GOAL OF THE EXERCISE:
Pull every line from the records that has the word "Screenity" in it.

--- DATA EXTRACT Enclosed Below ---

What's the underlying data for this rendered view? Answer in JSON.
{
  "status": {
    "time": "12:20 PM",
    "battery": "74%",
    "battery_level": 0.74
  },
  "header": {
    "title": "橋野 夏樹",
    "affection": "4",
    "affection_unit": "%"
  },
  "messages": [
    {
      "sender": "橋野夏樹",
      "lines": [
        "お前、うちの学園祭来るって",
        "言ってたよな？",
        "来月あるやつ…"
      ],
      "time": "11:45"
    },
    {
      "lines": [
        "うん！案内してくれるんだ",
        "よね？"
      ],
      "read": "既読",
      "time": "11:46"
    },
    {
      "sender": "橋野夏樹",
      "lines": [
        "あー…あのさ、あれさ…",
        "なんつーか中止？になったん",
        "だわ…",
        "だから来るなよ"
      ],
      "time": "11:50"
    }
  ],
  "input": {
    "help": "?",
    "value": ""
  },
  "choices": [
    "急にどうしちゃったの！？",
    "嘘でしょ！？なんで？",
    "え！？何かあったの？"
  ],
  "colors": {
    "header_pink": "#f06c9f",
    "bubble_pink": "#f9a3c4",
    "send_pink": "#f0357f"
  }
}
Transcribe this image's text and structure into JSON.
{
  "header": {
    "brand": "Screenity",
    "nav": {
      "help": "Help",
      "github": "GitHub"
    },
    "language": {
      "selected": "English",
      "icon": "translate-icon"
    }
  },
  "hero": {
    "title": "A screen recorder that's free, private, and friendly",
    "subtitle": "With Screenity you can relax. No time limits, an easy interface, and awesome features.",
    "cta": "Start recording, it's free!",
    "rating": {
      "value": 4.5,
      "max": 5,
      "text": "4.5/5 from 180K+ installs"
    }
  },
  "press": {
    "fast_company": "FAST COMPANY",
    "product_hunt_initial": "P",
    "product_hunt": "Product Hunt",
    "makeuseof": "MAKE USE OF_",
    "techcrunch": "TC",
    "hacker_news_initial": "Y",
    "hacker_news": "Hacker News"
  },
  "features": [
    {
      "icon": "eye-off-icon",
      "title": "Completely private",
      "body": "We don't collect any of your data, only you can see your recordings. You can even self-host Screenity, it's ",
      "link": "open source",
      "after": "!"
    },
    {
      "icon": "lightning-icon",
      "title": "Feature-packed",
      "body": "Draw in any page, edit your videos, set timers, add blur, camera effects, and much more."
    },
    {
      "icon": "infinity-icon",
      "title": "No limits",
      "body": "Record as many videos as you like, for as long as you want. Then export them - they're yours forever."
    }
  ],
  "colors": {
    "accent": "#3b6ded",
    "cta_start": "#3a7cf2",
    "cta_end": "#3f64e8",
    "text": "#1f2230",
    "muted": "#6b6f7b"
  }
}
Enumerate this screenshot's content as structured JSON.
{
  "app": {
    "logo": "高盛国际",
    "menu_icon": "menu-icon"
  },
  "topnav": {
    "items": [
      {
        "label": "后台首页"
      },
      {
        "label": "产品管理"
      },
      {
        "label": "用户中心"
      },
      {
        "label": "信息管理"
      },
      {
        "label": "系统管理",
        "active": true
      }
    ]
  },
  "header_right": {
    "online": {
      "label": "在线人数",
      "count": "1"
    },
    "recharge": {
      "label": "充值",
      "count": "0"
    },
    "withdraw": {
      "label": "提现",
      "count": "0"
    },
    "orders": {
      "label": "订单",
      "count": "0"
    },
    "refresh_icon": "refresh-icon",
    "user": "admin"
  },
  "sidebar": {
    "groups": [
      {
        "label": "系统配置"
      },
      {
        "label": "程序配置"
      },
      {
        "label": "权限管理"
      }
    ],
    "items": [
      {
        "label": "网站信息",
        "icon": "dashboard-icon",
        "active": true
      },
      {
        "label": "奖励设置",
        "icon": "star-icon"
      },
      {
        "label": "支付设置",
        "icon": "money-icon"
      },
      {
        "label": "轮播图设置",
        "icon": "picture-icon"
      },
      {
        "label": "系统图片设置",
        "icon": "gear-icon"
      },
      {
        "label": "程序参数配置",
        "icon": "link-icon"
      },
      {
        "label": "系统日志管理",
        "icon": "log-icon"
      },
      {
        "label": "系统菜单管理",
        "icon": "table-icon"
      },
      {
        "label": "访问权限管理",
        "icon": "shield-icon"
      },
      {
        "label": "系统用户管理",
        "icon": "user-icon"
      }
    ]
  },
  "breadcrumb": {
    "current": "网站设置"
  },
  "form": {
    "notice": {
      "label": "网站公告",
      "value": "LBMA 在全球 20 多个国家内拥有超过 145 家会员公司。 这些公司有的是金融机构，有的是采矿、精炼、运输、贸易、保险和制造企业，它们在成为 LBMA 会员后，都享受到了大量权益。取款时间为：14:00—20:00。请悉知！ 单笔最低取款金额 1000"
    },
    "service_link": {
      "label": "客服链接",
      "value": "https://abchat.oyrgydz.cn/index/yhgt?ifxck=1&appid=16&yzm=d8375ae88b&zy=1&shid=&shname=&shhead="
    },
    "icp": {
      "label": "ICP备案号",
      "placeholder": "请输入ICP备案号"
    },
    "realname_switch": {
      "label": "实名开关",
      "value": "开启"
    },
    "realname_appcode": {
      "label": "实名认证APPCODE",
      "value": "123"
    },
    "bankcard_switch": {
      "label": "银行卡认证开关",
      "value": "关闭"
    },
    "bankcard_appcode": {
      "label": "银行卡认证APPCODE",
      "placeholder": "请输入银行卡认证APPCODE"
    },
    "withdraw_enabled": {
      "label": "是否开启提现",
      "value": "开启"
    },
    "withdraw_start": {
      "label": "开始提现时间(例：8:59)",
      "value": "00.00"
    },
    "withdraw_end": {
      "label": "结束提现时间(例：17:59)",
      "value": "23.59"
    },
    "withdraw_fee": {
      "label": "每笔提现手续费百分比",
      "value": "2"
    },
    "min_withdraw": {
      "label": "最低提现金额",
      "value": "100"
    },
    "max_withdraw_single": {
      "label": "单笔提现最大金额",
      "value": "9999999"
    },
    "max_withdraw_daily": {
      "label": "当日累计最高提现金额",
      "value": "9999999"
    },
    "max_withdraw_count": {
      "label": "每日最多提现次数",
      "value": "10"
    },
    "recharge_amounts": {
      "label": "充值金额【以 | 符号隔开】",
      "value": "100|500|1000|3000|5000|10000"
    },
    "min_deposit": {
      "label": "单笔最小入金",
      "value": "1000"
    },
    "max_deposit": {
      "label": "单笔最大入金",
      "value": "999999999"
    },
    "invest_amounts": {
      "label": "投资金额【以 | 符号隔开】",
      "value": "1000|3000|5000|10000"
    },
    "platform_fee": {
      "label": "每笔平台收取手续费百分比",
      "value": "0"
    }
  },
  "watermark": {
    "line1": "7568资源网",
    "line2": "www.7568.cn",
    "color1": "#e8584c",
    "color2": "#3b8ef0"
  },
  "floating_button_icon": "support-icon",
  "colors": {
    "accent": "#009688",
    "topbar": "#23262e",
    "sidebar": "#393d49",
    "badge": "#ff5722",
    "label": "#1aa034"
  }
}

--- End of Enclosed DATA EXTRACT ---

TASK RESULT:
    "brand": "Screenity",
    "subtitle": "With Screenity you can relax. No time limits, an easy interface, and awesome features.",
      "body": "We don't collect any of your data, only you can see your recordings. You can even self-host Screenity, it's ",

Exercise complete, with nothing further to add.